Skip to main content

View Diary: The Mayor of Lansing, Michigan hilariously trolls Tennessee over UAW crackdown (238 comments)

Comment Preferences

  •  Lol... (1+ / 0-)
    Recommended by:
    ypochris

    You are missing the "willing seller" part of the equation. The bank (or the home owner who is party to a short sale), is not considered a willing seller in a foreclosure/short sale. This is why comps on appraisals using short sales or foreclosures will be (should be at least) adjusted to reflect the seller isn't willing.

    Just being on the open market isn't enough to satisfy fair market value requirements.

    Republicanism: the political theory that the poor have too much money and the rich do not have enough.

    by bacchae1999 on Wed Feb 12, 2014 at 01:01:47 PM PST

    [ Parent ]

    •  An arguable point, (0+ / 0-)

      but at least I'll give you credit (and a rec) for making a reasonable argument, rather than just calling me a liar like some.

      This particular case was actually the only foreclosed home I purchased; generally they get trashed and aren't even worth what the bank is asking for them. And those that are never make it to the MLS. Although this was the most extreme example of what I consider unfair taxation, the others aren't that much better. And everything I have said still is applicable to them. I just use this one as the example because I like the way it sounds when I state the TRUTH: I pay more taxes on a house I paid $28,000 for (plus about $2000 in various purchase expenses) in Lansing than I pay on 2600 acres (rounded so as not to identify the exact parcel) of oceanfront land in Hawai'i.

      •   (4+ / 0-)

        It's not a reasonable arguement, it's a factual statement. I work in a field which intersects with real estate sales and knowing willing buyer/willing seller is a part of my job.

        Of course, dude, you have a home that you purchased for way less than I've paid in property taxes on my CONDO since I bought it eight years ago.  In fact, it's half what my 10% downpayment was.

        I wouldn't complain too much ;)

        (However, schools need to be funded. The funding needs don't change with property values. High tax bills relative to property values, underfunded schools in poor areas, unfairly advantaged schools in rich areas.... I don't think schools should be dependent on local property taxes.)

        Republicanism: the political theory that the poor have too much money and the rich do not have enough.

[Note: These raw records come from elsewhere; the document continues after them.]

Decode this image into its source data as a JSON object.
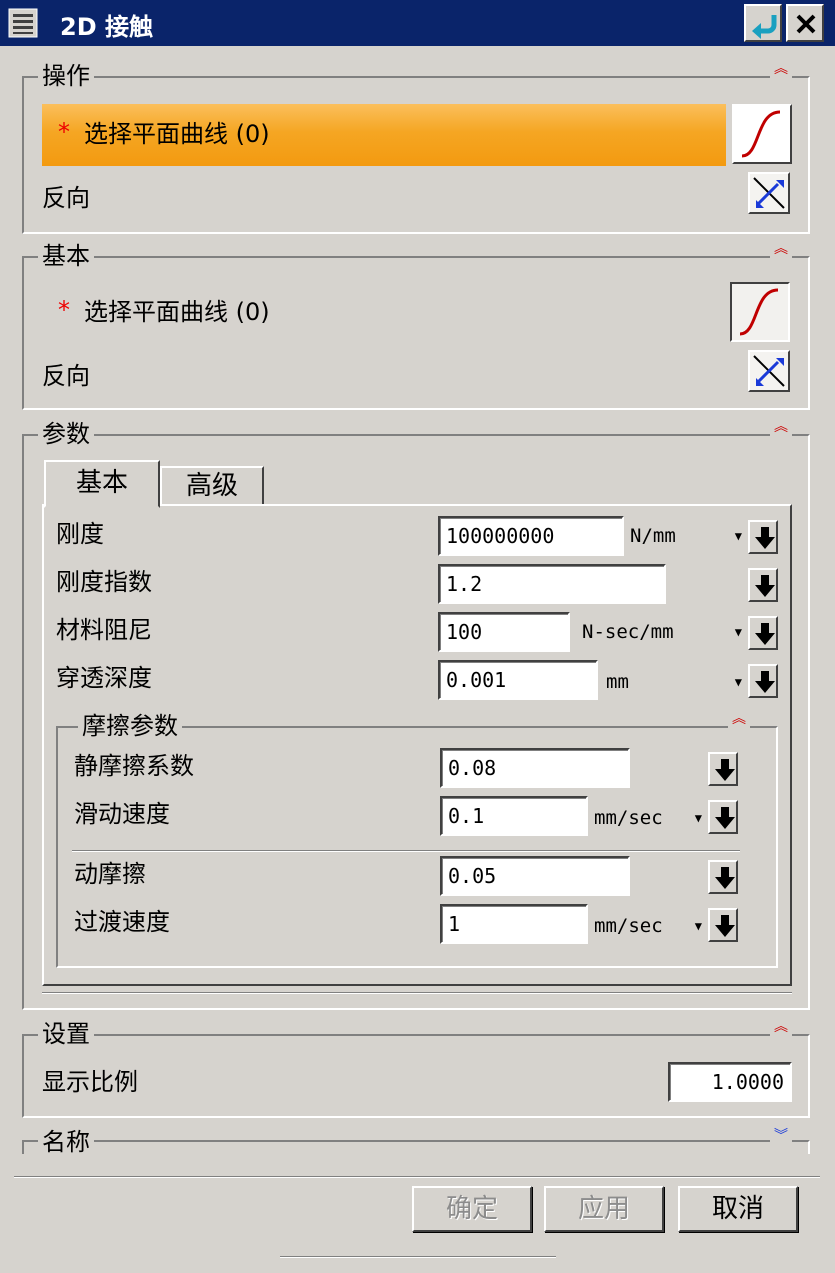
{
  "window": {
    "title": "2D 接触"
  },
  "sections": {
    "operation": {
      "legend": "操作",
      "select_label": "选择平面曲线 (0)",
      "reverse_label": "反向"
    },
    "basic": {
      "legend": "基本",
      "select_label": "选择平面曲线 (0)",
      "reverse_label": "反向"
    },
    "params": {
      "legend": "参数",
      "tabs": [
        "基本",
        "高级"
      ],
      "rows": [
        {
          "label": "刚度",
          "value": "100000000",
          "unit": "N/mm"
        },
        {
          "label": "刚度指数",
          "value": "1.2",
          "unit": ""
        },
        {
          "label": "材料阻尼",
          "value": "100",
          "unit": "N-sec/mm"
        },
        {
          "label": "穿透深度",
          "value": "0.001",
          "unit": "mm"
        }
      ],
      "friction": {
        "legend": "摩擦参数",
        "rows": [
          {
            "label": "静摩擦系数",
            "value": "0.08",
            "unit": ""
          },
          {
            "label": "滑动速度",
            "value": "0.1",
            "unit": "mm/sec"
          },
          {
            "label": "动摩擦",
            "value": "0.05",
            "unit": ""
          },
          {
            "label": "过渡速度",
            "value": "1",
            "unit": "mm/sec"
          }
        ]
      }
    },
    "settings": {
      "legend": "设置",
      "display_scale_label": "显示比例",
      "display_scale_value": "1.0000"
    },
    "name": {
      "legend": "名称"
    }
  },
  "buttons": {
    "ok": "确定",
    "apply": "应用",
    "cancel": "取消"
  },
  "required_marker": "*",
  "icons": {
    "menu": "list-icon",
    "reset": "reset-arrow-icon",
    "close": "close-icon",
    "curve": "spline-curve-icon",
    "reverse": "reverse-direction-icon",
    "collapse": "chevron-double-up-icon",
    "expand": "chevron-double-down-icon",
    "dropdown": "arrow-down-icon"
  },
  "colors": {
    "title_bar": "#0a246a",
    "selection_highlight": "#f5a623",
    "required": "#e00000",
    "dialog_bg": "#d6d3ce"
  }
}
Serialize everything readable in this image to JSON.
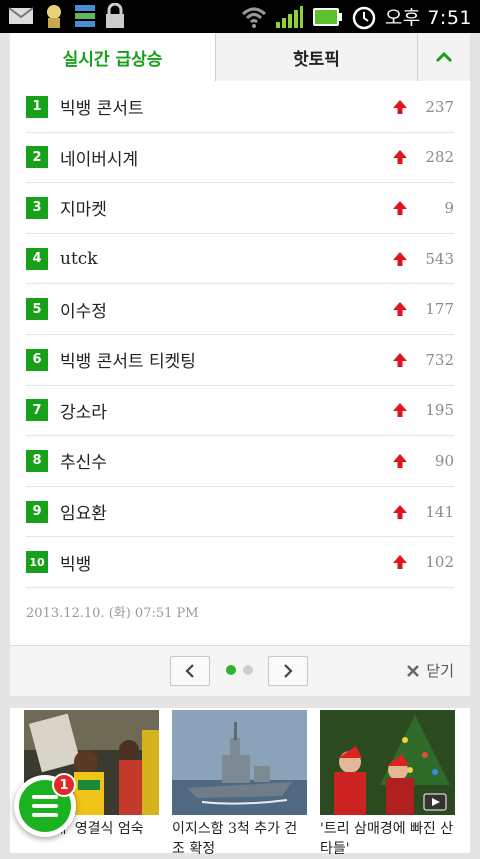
{
  "status_bar": {
    "time": "오후 7:51"
  },
  "tabs": {
    "realtime": "실시간 급상승",
    "hot_topic": "핫토픽"
  },
  "ranking": [
    {
      "rank": "1",
      "keyword": "빅뱅 콘서트",
      "count": "237"
    },
    {
      "rank": "2",
      "keyword": "네이버시계",
      "count": "282"
    },
    {
      "rank": "3",
      "keyword": "지마켓",
      "count": "9"
    },
    {
      "rank": "4",
      "keyword": "utck",
      "count": "543"
    },
    {
      "rank": "5",
      "keyword": "이수정",
      "count": "177"
    },
    {
      "rank": "6",
      "keyword": "빅뱅 콘서트 티켓팅",
      "count": "732"
    },
    {
      "rank": "7",
      "keyword": "강소라",
      "count": "195"
    },
    {
      "rank": "8",
      "keyword": "추신수",
      "count": "90"
    },
    {
      "rank": "9",
      "keyword": "임요환",
      "count": "141"
    },
    {
      "rank": "10",
      "keyword": "빅뱅",
      "count": "102"
    }
  ],
  "timestamp": "2013.12.10. (화) 07:51 PM",
  "pager": {
    "close_label": "닫기"
  },
  "news": [
    {
      "caption": "'무지개' 영결식 엄숙"
    },
    {
      "caption": "이지스함 3척 추가 건조 확정"
    },
    {
      "caption": "'트리 삼매경에 빠진 산타들'"
    }
  ],
  "fab": {
    "badge": "1"
  },
  "colors": {
    "accent": "#19a01a",
    "up_arrow": "#e0141e",
    "badge": "#e02a2a"
  }
}
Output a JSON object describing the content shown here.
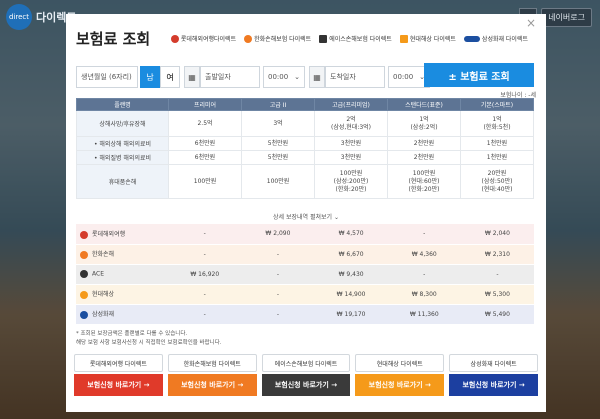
{
  "topbar": {
    "brand_logo": "direct",
    "brand": "다이렉트",
    "btn": "네이버로그"
  },
  "modal": {
    "title": "보험료 조회",
    "close": "×"
  },
  "logos": [
    {
      "name": "롯데해외여행다이렉트",
      "color": "#d43c2c"
    },
    {
      "name": "한화손해보험 다이렉트",
      "color": "#f07a22"
    },
    {
      "name": "에이스손해보험 다이렉트",
      "color": "#333333"
    },
    {
      "name": "현대해상 다이렉트",
      "color": "#f59a1a"
    },
    {
      "name": "삼성화재 다이렉트",
      "color": "#1c4fa0"
    }
  ],
  "form": {
    "birth_placeholder": "생년월일 (6자리)",
    "male": "남",
    "female": "여",
    "depart_placeholder": "출발일자",
    "depart_time": "00:00",
    "arrive_placeholder": "도착일자",
    "arrive_time": "00:00",
    "search": "± 보험료 조회"
  },
  "unit": "보험나이 : -세",
  "coverage": {
    "headers": [
      "플랜명",
      "프리미어",
      "고급 II",
      "고급(프리미엄)",
      "스탠다드(표준)",
      "기본(스마트)"
    ],
    "rows": [
      {
        "label": "상해사망/후유장해",
        "vals": [
          "2.5억",
          "3억",
          "2억\n(삼성,현대:3억)",
          "1억\n(삼성:2억)",
          "1억\n(한화:5천)"
        ]
      },
      {
        "label": "• 해외상해 해외의료비",
        "vals": [
          "6천만원",
          "5천만원",
          "3천만원",
          "2천만원",
          "1천만원"
        ]
      },
      {
        "label": "• 해외질병 해외의료비",
        "vals": [
          "6천만원",
          "5천만원",
          "3천만원",
          "2천만원",
          "1천만원"
        ]
      },
      {
        "label": "휴대품손해",
        "vals": [
          "100만원",
          "100만원",
          "100만원\n(삼성:200만)\n(한화:20만)",
          "100만원\n(현대:60만)\n(한화:20만)",
          "20만원\n(삼성:50만)\n(현대:40만)"
        ]
      }
    ]
  },
  "more": "상세 보장내역 펼쳐보기 ⌄",
  "prices": [
    {
      "name": "롯데해외여행",
      "bg": "#fbeeee",
      "dot": "#d43c2c",
      "vals": [
        "-",
        "₩ 2,090",
        "₩ 4,570",
        "-",
        "₩ 2,040"
      ]
    },
    {
      "name": "한화손해",
      "bg": "#fdf1e6",
      "dot": "#f07a22",
      "vals": [
        "-",
        "-",
        "₩ 6,670",
        "₩ 4,360",
        "₩ 2,310"
      ]
    },
    {
      "name": "ACE",
      "bg": "#ededed",
      "dot": "#333333",
      "vals": [
        "₩ 16,920",
        "-",
        "₩ 9,430",
        "-",
        "-"
      ]
    },
    {
      "name": "현대해상",
      "bg": "#fdf4e4",
      "dot": "#f59a1a",
      "vals": [
        "-",
        "-",
        "₩ 14,900",
        "₩ 8,300",
        "₩ 5,300"
      ]
    },
    {
      "name": "삼성화재",
      "bg": "#e8ebf6",
      "dot": "#1c4fa0",
      "vals": [
        "-",
        "-",
        "₩ 19,170",
        "₩ 11,360",
        "₩ 5,490"
      ]
    }
  ],
  "notes": [
    "* 조회된 보장금액은 플랜별로 다를 수 있습니다.",
    "해당 보험 사항 보험사신청 시 직접확인 보험료확인을 바랍니다."
  ],
  "cards": [
    {
      "name": "롯데해외여행 다이렉트",
      "btn": "보험신청 바로가기 →",
      "color": "#e03a2a"
    },
    {
      "name": "한화손해보험 다이렉트",
      "btn": "보험신청 바로가기 →",
      "color": "#f07a22"
    },
    {
      "name": "에이스손해보험 다이렉트",
      "btn": "보험신청 바로가기 →",
      "color": "#3a3a3a"
    },
    {
      "name": "현대해상 다이렉트",
      "btn": "보험신청 바로가기 →",
      "color": "#f59a1a"
    },
    {
      "name": "삼성화재 다이렉트",
      "btn": "보험신청 바로가기 →",
      "color": "#1c3fa0"
    }
  ]
}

        by bacchae1999 on Wed Feb 12, 2014 at 01:57:17 PM PST

        [ Parent ]

        •  In some cases it would be correct (0+ / 0-)

          to assume that the sale of a foreclosed property wouldn't fetch fair market value. But in may cases, and certainly in this case, the home does sell for the same amount as it would have sold for if it had been put on the market by an individual.

          The only way I can think of that an MLS listed house wouldn't have sold at fair market value is if it was snatched up immediately. When the house sits there, week in and week out, then it gets reduced and sits there some more, then reduced a third time and finally, after thirty five days at that price they accept your offer, it is pretty clear that the price paid was what the market would bear.

          I'm not complaining about what I paid for the house, but honestly, wouldn't you think that when you can buy houses so cheaply you would be able to make some money renting them out? Unfortunately, the burden on landlords is so heavy in Lansing that you can't. Which is why the houses go so cheaply. Can't the other homeowners see how this affects their own property values?

Subscribe or Donate to support Daily Kos.

Click here for the mobile view of the site